| What you have to do |
Restate all the entries exactly as they appear, apart from the pictures.

| Given data |
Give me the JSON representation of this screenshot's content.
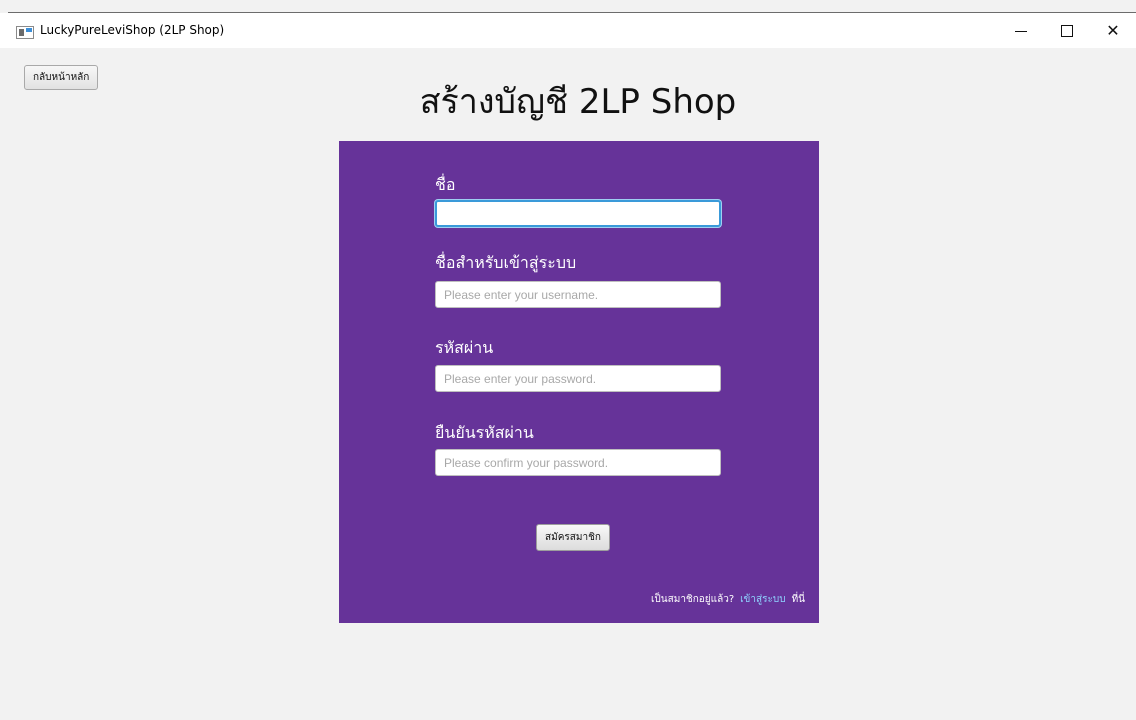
{
  "window": {
    "title": "LuckyPureLeviShop (2LP Shop)",
    "icon": "app-window-icon",
    "controls": {
      "minimize": "minimize-icon",
      "maximize": "maximize-icon",
      "close": "✕"
    }
  },
  "header": {
    "back_label": "กลับหน้าหลัก",
    "page_title": "สร้างบัญชี 2LP Shop"
  },
  "form": {
    "background": "#663399",
    "fields": [
      {
        "label": "ชื่อ",
        "value": "",
        "placeholder": "",
        "focused": true
      },
      {
        "label": "ชื่อสำหรับเข้าสู่ระบบ",
        "value": "",
        "placeholder": "Please enter your username."
      },
      {
        "label": "รหัสผ่าน",
        "value": "",
        "placeholder": "Please enter your password."
      },
      {
        "label": "ยืนยันรหัสผ่าน",
        "value": "",
        "placeholder": "Please confirm your password."
      }
    ],
    "submit_label": "สมัครสมาชิก",
    "footer": {
      "prefix": "เป็นสมาชิกอยู่แล้ว?",
      "link": "เข้าสู่ระบบ",
      "suffix": "ที่นี่",
      "link_color": "#8fd3ff"
    }
  }
}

| Answer for this exercise |
Give me the JSON representation of this screenshot's content.
{
  "window": {
    "title": "LuckyPureLeviShop (2LP Shop)",
    "icon": "app-window-icon",
    "controls": {
      "minimize": "minimize-icon",
      "maximize": "maximize-icon",
      "close": "✕"
    }
  },
  "header": {
    "back_label": "กลับหน้าหลัก",
    "page_title": "สร้างบัญชี 2LP Shop"
  },
  "form": {
    "background": "#663399",
    "fields": [
      {
        "label": "ชื่อ",
        "value": "",
        "placeholder": "",
        "focused": true
      },
      {
        "label": "ชื่อสำหรับเข้าสู่ระบบ",
        "value": "",
        "placeholder": "Please enter your username."
      },
      {
        "label": "รหัสผ่าน",
        "value": "",
        "placeholder": "Please enter your password."
      },
      {
        "label": "ยืนยันรหัสผ่าน",
        "value": "",
        "placeholder": "Please confirm your password."
      }
    ],
    "submit_label": "สมัครสมาชิก",
    "footer": {
      "prefix": "เป็นสมาชิกอยู่แล้ว?",
      "link": "เข้าสู่ระบบ",
      "suffix": "ที่นี่",
      "link_color": "#8fd3ff"
    }
  }
}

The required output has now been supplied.